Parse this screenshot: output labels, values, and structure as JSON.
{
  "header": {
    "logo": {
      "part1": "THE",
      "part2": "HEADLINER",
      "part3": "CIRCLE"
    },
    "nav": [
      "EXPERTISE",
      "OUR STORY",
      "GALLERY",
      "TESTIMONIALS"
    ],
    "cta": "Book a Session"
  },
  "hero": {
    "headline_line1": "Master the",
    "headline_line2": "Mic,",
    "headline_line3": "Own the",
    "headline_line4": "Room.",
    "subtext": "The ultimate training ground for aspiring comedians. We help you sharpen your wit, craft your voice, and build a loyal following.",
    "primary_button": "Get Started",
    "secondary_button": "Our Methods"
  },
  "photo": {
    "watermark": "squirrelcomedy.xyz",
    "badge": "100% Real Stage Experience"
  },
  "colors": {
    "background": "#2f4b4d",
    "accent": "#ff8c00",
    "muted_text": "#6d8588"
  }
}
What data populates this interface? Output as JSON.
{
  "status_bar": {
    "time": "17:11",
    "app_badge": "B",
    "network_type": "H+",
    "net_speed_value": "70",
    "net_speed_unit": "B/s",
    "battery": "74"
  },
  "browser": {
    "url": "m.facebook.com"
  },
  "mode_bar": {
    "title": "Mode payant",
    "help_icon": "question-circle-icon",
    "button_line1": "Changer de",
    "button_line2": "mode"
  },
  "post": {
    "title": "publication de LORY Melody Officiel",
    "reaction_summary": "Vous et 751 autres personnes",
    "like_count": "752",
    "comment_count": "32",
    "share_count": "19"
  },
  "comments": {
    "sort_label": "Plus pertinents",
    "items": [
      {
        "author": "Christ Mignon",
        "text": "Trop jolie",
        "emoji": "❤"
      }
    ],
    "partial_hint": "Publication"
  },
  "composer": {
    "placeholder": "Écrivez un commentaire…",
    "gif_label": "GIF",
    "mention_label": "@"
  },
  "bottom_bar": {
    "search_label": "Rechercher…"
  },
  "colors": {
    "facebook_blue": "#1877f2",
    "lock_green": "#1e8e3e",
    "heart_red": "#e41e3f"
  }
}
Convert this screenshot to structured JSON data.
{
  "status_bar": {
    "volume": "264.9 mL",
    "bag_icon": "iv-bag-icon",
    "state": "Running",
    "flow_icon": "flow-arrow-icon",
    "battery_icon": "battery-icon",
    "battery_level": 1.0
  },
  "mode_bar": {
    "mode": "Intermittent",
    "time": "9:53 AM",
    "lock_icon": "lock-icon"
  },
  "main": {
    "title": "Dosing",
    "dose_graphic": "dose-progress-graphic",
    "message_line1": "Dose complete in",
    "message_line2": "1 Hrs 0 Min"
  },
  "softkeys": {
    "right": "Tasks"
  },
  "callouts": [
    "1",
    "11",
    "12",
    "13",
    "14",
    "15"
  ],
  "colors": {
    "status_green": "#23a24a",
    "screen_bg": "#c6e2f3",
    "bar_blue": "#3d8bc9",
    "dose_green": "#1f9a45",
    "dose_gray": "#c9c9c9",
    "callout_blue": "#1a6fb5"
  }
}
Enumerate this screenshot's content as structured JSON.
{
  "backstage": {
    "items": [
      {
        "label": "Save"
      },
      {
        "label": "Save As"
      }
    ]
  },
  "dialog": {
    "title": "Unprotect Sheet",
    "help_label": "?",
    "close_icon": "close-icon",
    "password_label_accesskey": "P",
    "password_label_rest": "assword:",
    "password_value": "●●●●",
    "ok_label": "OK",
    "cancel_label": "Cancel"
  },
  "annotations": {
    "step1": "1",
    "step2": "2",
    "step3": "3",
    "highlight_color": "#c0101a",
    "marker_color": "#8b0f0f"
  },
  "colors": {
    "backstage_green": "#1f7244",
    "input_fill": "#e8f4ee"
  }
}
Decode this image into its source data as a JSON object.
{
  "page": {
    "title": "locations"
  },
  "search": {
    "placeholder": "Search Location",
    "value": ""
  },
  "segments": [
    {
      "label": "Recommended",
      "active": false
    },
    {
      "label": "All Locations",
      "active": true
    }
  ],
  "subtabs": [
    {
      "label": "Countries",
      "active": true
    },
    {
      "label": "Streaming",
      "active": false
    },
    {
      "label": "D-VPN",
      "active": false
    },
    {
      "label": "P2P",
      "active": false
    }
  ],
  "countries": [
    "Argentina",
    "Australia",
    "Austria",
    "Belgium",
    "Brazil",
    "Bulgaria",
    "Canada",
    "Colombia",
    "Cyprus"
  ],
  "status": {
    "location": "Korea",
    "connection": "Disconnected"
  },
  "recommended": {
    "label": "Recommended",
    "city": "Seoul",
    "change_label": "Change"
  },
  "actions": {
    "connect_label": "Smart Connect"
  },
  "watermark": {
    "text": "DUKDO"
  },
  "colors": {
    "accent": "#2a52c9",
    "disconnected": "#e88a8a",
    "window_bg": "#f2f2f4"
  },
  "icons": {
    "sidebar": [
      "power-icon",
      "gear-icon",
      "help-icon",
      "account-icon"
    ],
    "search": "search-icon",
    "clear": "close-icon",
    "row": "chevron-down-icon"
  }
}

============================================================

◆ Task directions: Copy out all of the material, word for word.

◆ Result for this task:
Parse this screenshot: output labels, values, and structure as JSON.
{
  "header": {
    "logo": {
      "part1": "THE",
      "part2": "HEADLINER",
      "part3": "CIRCLE"
    },
    "nav": [
      "EXPERTISE",
      "OUR STORY",
      "GALLERY",
      "TESTIMONIALS"
    ],
    "cta": "Book a Session"
  },
  "hero": {
    "headline_line1": "Master the",
    "headline_line2": "Mic,",
    "headline_line3": "Own the",
    "headline_line4": "Room.",
    "subtext": "The ultimate training ground for aspiring comedians. We help you sharpen your wit, craft your voice, and build a loyal following.",
    "primary_button": "Get Started",
    "secondary_button": "Our Methods"
  },
  "photo": {
    "watermark": "squirrelcomedy.xyz",
    "badge": "100% Real Stage Experience"
  },
  "colors": {
    "background": "#2f4b4d",
    "accent": "#ff8c00",
    "muted_text": "#6d8588"
  }
}
What data populates this interface? Output as JSON.
{
  "status_bar": {
    "time": "17:11",
    "app_badge": "B",
    "network_type": "H+",
    "net_speed_value": "70",
    "net_speed_unit": "B/s",
    "battery": "74"
  },
  "browser": {
    "url": "m.facebook.com"
  },
  "mode_bar": {
    "title": "Mode payant",
    "help_icon": "question-circle-icon",
    "button_line1": "Changer de",
    "button_line2": "mode"
  },
  "post": {
    "title": "publication de LORY Melody Officiel",
    "reaction_summary": "Vous et 751 autres personnes",
    "like_count": "752",
    "comment_count": "32",
    "share_count": "19"
  },
  "comments": {
    "sort_label": "Plus pertinents",
    "items": [
      {
        "author": "Christ Mignon",
        "text": "Trop jolie",
        "emoji": "❤"
      }
    ],
    "partial_hint": "Publication"
  },
  "composer": {
    "placeholder": "Écrivez un commentaire…",
    "gif_label": "GIF",
    "mention_label": "@"
  },
  "bottom_bar": {
    "search_label": "Rechercher…"
  },
  "colors": {
    "facebook_blue": "#1877f2",
    "lock_green": "#1e8e3e",
    "heart_red": "#e41e3f"
  }
}
Convert this screenshot to structured JSON data.
{
  "status_bar": {
    "volume": "264.9 mL",
    "bag_icon": "iv-bag-icon",
    "state": "Running",
    "flow_icon": "flow-arrow-icon",
    "battery_icon": "battery-icon",
    "battery_level": 1.0
  },
  "mode_bar": {
    "mode": "Intermittent",
    "time": "9:53 AM",
    "lock_icon": "lock-icon"
  },
  "main": {
    "title": "Dosing",
    "dose_graphic": "dose-progress-graphic",
    "message_line1": "Dose complete in",
    "message_line2": "1 Hrs 0 Min"
  },
  "softkeys": {
    "right": "Tasks"
  },
  "callouts": [
    "1",
    "11",
    "12",
    "13",
    "14",
    "15"
  ],
  "colors": {
    "status_green": "#23a24a",
    "screen_bg": "#c6e2f3",
    "bar_blue": "#3d8bc9",
    "dose_green": "#1f9a45",
    "dose_gray": "#c9c9c9",
    "callout_blue": "#1a6fb5"
  }
}
Enumerate this screenshot's content as structured JSON.
{
  "backstage": {
    "items": [
      {
        "label": "Save"
      },
      {
        "label": "Save As"
      }
    ]
  },
  "dialog": {
    "title": "Unprotect Sheet",
    "help_label": "?",
    "close_icon": "close-icon",
    "password_label_accesskey": "P",
    "password_label_rest": "assword:",
    "password_value": "●●●●",
    "ok_label": "OK",
    "cancel_label": "Cancel"
  },
  "annotations": {
    "step1": "1",
    "step2": "2",
    "step3": "3",
    "highlight_color": "#c0101a",
    "marker_color": "#8b0f0f"
  },
  "colors": {
    "backstage_green": "#1f7244",
    "input_fill": "#e8f4ee"
  }
}
Decode this image into its source data as a JSON object.
{
  "page": {
    "title": "locations"
  },
  "search": {
    "placeholder": "Search Location",
    "value": ""
  },
  "segments": [
    {
      "label": "Recommended",
      "active": false
    },
    {
      "label": "All Locations",
      "active": true
    }
  ],
  "subtabs": [
    {
      "label": "Countries",
      "active": true
    },
    {
      "label": "Streaming",
      "active": false
    },
    {
      "label": "D-VPN",
      "active": false
    },
    {
      "label": "P2P",
      "active": false
    }
  ],
  "countries": [
    "Argentina",
    "Australia",
    "Austria",
    "Belgium",
    "Brazil",
    "Bulgaria",
    "Canada",
    "Colombia",
    "Cyprus"
  ],
  "status": {
    "location": "Korea",
    "connection": "Disconnected"
  },
  "recommended": {
    "label": "Recommended",
    "city": "Seoul",
    "change_label": "Change"
  },
  "actions": {
    "connect_label": "Smart Connect"
  },
  "watermark": {
    "text": "DUKDO"
  },
  "colors": {
    "accent": "#2a52c9",
    "disconnected": "#e88a8a",
    "window_bg": "#f2f2f4"
  },
  "icons": {
    "sidebar": [
      "power-icon",
      "gear-icon",
      "help-icon",
      "account-icon"
    ],
    "search": "search-icon",
    "clear": "close-icon",
    "row": "chevron-down-icon"
  }
}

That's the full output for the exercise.